Who remembers back to 2016, seeing Michael Phelps in the Olympics with those round bruises all over his body? Come on… raise your hand… I know you remember. I’d be willing to bet that at that moment you were thinking, “What the heck it that?”
Today, most people know that those mark were due to a type of therapy called CUPPING. Here’s my question for you… Can you tell me what cupping does and why it’s so beneficial?
In this blog I’m go to give you a quick explanation of what cupping is and how you can benefit from getting regular sessions.
Cupping is an offspring of the ancient therapy known as Traditional Chinese Medicine (TCM). Over the millennium TCM has grown to include many different therapies such as acupuncture, massage, cupping, gua sha, herbal medicine, and qi kung. The past 30-50 years has shown a marked increase in the popularity and use of TCM throughout the United States. However, there are still many people that regard it as hocus-pocus or have still never heard of it.
The art of cupping involves using a cup-like object that uses suctions, which is created by several sources, to pull the skin slightly into the cup.
There are many different types of cups. They can be made out of glass, hard plastic, silicone, and even bamboo or any other type of wood. The two most commonly used types of cups are either glass – where fire is used to create the suction, or hard plastic – where a pump is attached to the cup to create the suction. Once the suction has been created the cups can either be left in place, moved around, or even left in place while the patient moves around.
The purpose of the suction is to pull stagnant blood, body fluids, and toxins out of the deeper layers of soft tissue. This allows the lymph system to do its job and remove those fluids; allowing new, healthy, nutrient dense fluids to replace what was pulled to the surface.
The are tremendous benefits to cupping. The most immediate is the invigoration of Qi, our primary life-energy element, and blood.

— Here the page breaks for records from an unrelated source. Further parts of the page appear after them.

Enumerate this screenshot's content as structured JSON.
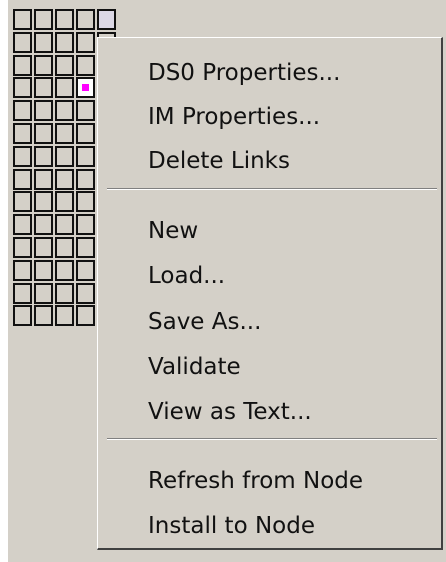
{
  "colors": {
    "menu_background": "#d4d0c8",
    "menu_text": "#111111",
    "selection_marker": "#ff00ff",
    "grid_border": "#111111"
  },
  "context_menu": {
    "items": [
      {
        "label": "DS0 Properties..."
      },
      {
        "label": "IM Properties..."
      },
      {
        "label": "Delete Links"
      },
      {
        "label": "New"
      },
      {
        "label": "Load..."
      },
      {
        "label": "Save As..."
      },
      {
        "label": "Validate"
      },
      {
        "label": "View as Text..."
      },
      {
        "label": "Refresh from Node"
      },
      {
        "label": "Install to Node"
      }
    ]
  }
}
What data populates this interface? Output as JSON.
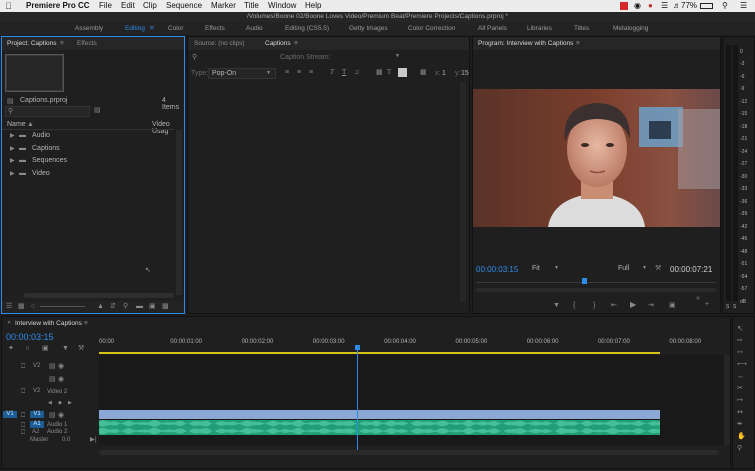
{
  "menubar": {
    "apple": "",
    "app": "Premiere Pro CC",
    "items": [
      "File",
      "Edit",
      "Clip",
      "Sequence",
      "Marker",
      "Title",
      "Window",
      "Help"
    ],
    "battery": "77%"
  },
  "titlebar": {
    "path": "/Volumes/Boone 02/Boone Loves Video/Premium Beat/Premiere Projects/Captions.prproj *"
  },
  "workspaces": [
    "Assembly",
    "Editing",
    "Color",
    "Effects",
    "Audio",
    "Editing (CS5.5)",
    "Getty Images",
    "Color Correction",
    "All Panels",
    "Libraries",
    "Titles",
    "Metalogging"
  ],
  "workspace_active": "Editing",
  "project": {
    "tab_project": "Project: Captions",
    "tab_effects": "Effects",
    "filename": "Captions.prproj",
    "count": "4 Items",
    "col_name": "Name",
    "col_usage": "Video Usag",
    "bins": [
      "Audio",
      "Captions",
      "Sequences",
      "Video"
    ]
  },
  "source": {
    "tab_source": "Source: (no clips)",
    "tab_captions": "Captions",
    "stream_label": "Caption Stream:",
    "type_label": "Type:",
    "type_value": "Pop-On",
    "x_label": "x:",
    "x_value": "1",
    "y_label": "y:",
    "y_value": "15"
  },
  "program": {
    "tab": "Program: Interview with Captions",
    "timecode": "00:00:03:15",
    "fit": "Fit",
    "quality": "Full",
    "duration": "00:00:07:21",
    "playhead_position": 0.45
  },
  "meter_scale": [
    "0",
    "-6",
    "-12",
    "-18",
    "-24",
    "-30",
    "-36",
    "-42",
    "-48",
    "-54",
    "dB"
  ],
  "meter_scale_top": [
    "-3",
    "-9",
    "-15",
    "-21",
    "-27",
    "-33",
    "-39",
    "-45",
    "-51",
    "-57"
  ],
  "meter_solo": [
    "S",
    "S"
  ],
  "timeline": {
    "tab": "Interview with Captions",
    "timecode": "00:00:03:15",
    "ruler": [
      "00:00",
      "00:00:01:00",
      "00:00:02:00",
      "00:00:03:00",
      "00:00:04:00",
      "00:00:05:00",
      "00:00:06:00",
      "00:00:07:00",
      "00:00:08:00"
    ],
    "tracks": {
      "v2": "V2",
      "v2b": "V2",
      "video2": "Video 2",
      "v1_src": "V1",
      "v1": "V1",
      "a1_src": "A1",
      "audio1": "Audio 1",
      "a2": "A2",
      "audio2": "Audio 2",
      "master": "Master",
      "master_val": "0.0"
    },
    "playhead_time": 3.625,
    "clip_end_time": 7.875
  },
  "colors": {
    "accent": "#2d8ceb",
    "video_clip": "#8aa7d6",
    "audio_clip": "#1f9e78",
    "work_area": "#d6c31a"
  }
}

It is incredibly effective in the release of adhesions in, and the reduction of healing times of, our soft tissue. Cupping can help to remodel scar tissue, reduce the appearance of age lines, and even reduce the dreaded appearance of cellulite. It is also very versatile and can be used alone or in conjunction with other types of therapies such as acupuncture, gua sha, massage, chiropractic work.
The use of cupping should be postponed if you have any of the following issues:

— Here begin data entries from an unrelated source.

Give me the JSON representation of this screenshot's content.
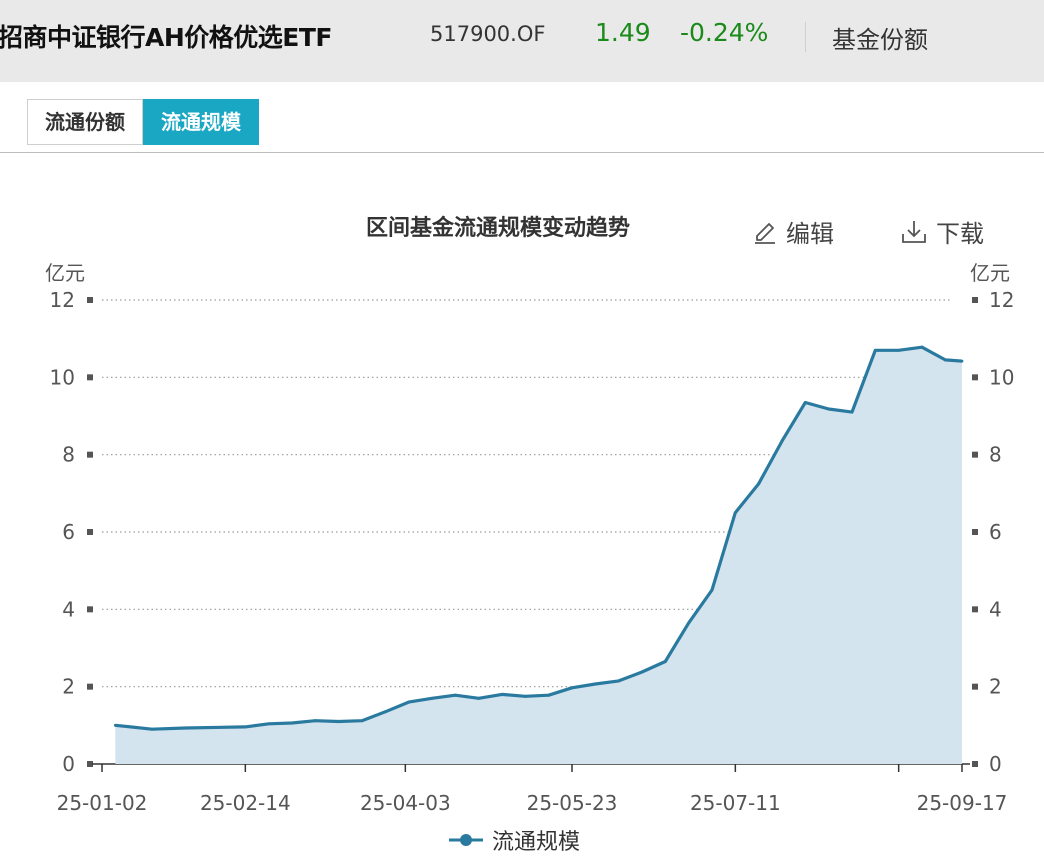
{
  "header": {
    "fund_name": "招商中证银行AH价格优选ETF",
    "code": "517900.OF",
    "price": "1.49",
    "change": "-0.24%",
    "share_label": "基金份额",
    "up_color": "#1a8a1a"
  },
  "tabs": [
    {
      "label": "流通份额",
      "active": false
    },
    {
      "label": "流通规模",
      "active": true
    }
  ],
  "toolbar": {
    "edit_label": "编辑",
    "download_label": "下载"
  },
  "colors": {
    "accent": "#1aa7c4",
    "line": "#2a7aa0",
    "area": "#d3e4ee"
  },
  "chart_data": {
    "type": "area",
    "title": "区间基金流通规模变动趋势",
    "ylabel_left": "亿元",
    "ylabel_right": "亿元",
    "ylim": [
      0,
      12
    ],
    "yticks": [
      0,
      2,
      4,
      6,
      8,
      10,
      12
    ],
    "xtick_labels": [
      "25-01-02",
      "25-02-14",
      "25-04-03",
      "25-05-23",
      "25-07-11",
      "25-09-17"
    ],
    "xlim": [
      "2025-01-02",
      "2025-09-17"
    ],
    "grid": true,
    "legend": "bottom-center",
    "series": [
      {
        "name": "流通规模",
        "x": [
          "2025-01-06",
          "2025-01-17",
          "2025-01-27",
          "2025-02-07",
          "2025-02-14",
          "2025-02-21",
          "2025-02-28",
          "2025-03-07",
          "2025-03-14",
          "2025-03-21",
          "2025-03-28",
          "2025-04-04",
          "2025-04-11",
          "2025-04-18",
          "2025-04-25",
          "2025-05-02",
          "2025-05-09",
          "2025-05-16",
          "2025-05-23",
          "2025-05-30",
          "2025-06-06",
          "2025-06-13",
          "2025-06-20",
          "2025-06-27",
          "2025-07-04",
          "2025-07-11",
          "2025-07-18",
          "2025-07-25",
          "2025-08-01",
          "2025-08-08",
          "2025-08-15",
          "2025-08-22",
          "2025-08-29",
          "2025-09-05",
          "2025-09-12",
          "2025-09-17"
        ],
        "values": [
          1.0,
          0.9,
          0.93,
          0.95,
          0.96,
          1.04,
          1.06,
          1.12,
          1.1,
          1.12,
          1.35,
          1.6,
          1.7,
          1.78,
          1.7,
          1.8,
          1.75,
          1.78,
          1.97,
          2.07,
          2.15,
          2.38,
          2.65,
          3.65,
          4.5,
          6.5,
          7.25,
          8.35,
          9.35,
          9.18,
          9.1,
          10.7,
          10.7,
          10.78,
          10.45,
          10.42
        ]
      }
    ]
  }
}
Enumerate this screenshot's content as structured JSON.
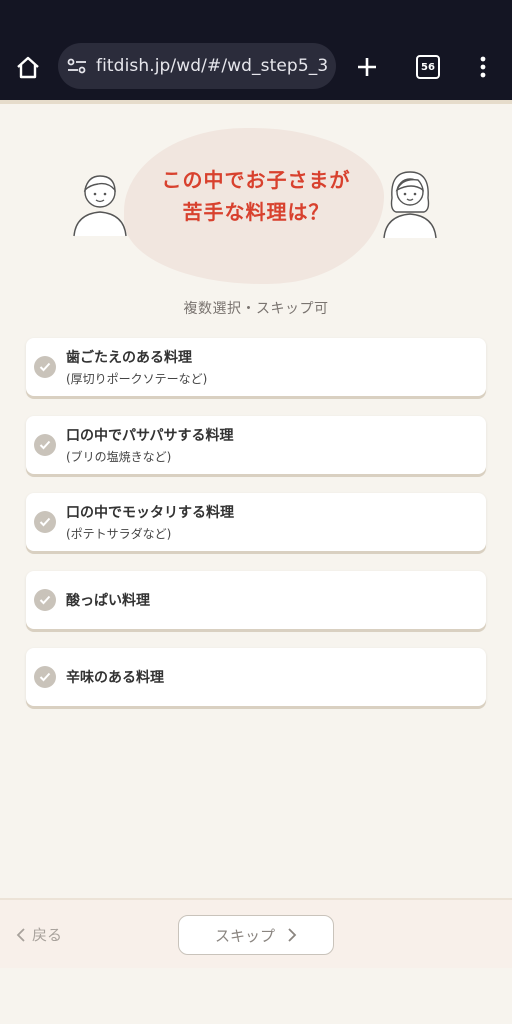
{
  "browser": {
    "url": "fitdish.jp/wd/#/wd_step5_3",
    "tab_count": "56",
    "icons": [
      "home-icon",
      "site-settings-icon",
      "new-tab-icon",
      "tab-switcher-icon",
      "more-menu-icon"
    ]
  },
  "hero": {
    "question_line1": "この中でお子さまが",
    "question_line2": "苦手な料理は？"
  },
  "hint": "複数選択・スキップ可",
  "options": [
    {
      "title": "歯ごたえのある料理",
      "sub": "(厚切りポークソテーなど)"
    },
    {
      "title": "口の中でパサパサする料理",
      "sub": "(ブリの塩焼きなど)"
    },
    {
      "title": "口の中でモッタリする料理",
      "sub": "(ポテトサラダなど)"
    },
    {
      "title": "酸っぱい料理",
      "sub": ""
    },
    {
      "title": "辛味のある料理",
      "sub": ""
    }
  ],
  "footer": {
    "back_label": "戻る",
    "skip_label": "スキップ"
  },
  "colors": {
    "accent_red": "#d8412e",
    "background": "#f7f4ee",
    "check_gray": "#c9c3ba",
    "chrome_dark": "#141523"
  }
}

• Skin inflammation or rashes,
• Open wounds, bone fractures or breaks,
• Deep vein thrombosis or varicose veins.
After a cupping session you may experience bruising (remember Michael Phelps?), tenderness, a sensation of fullness or heat, and possibly (although rare) small blisters..all in the area(s) worked on. Keep in mind that these are all normal side effects and with proper hydration will go away after a few days.
Cupping works wonders in the healing process of injured tissue. The truth is, even though it’s so good for healing, it’s designed for preventative maintenance as well. Regular cupping can help keep the body in balance. It can help keep you physically, mentally, emotionally, energetically, and spiritually fluid. Cupping sessions should be a regular part of your continual body maintenance and if you’re not doing body maintenance you’re already slacking.
If you want to live a long healthy life doing all the wonderful, amazing, fantastic things you love to do, then do yourself a favor…set up an appointment today for a bodywork session with cupping included.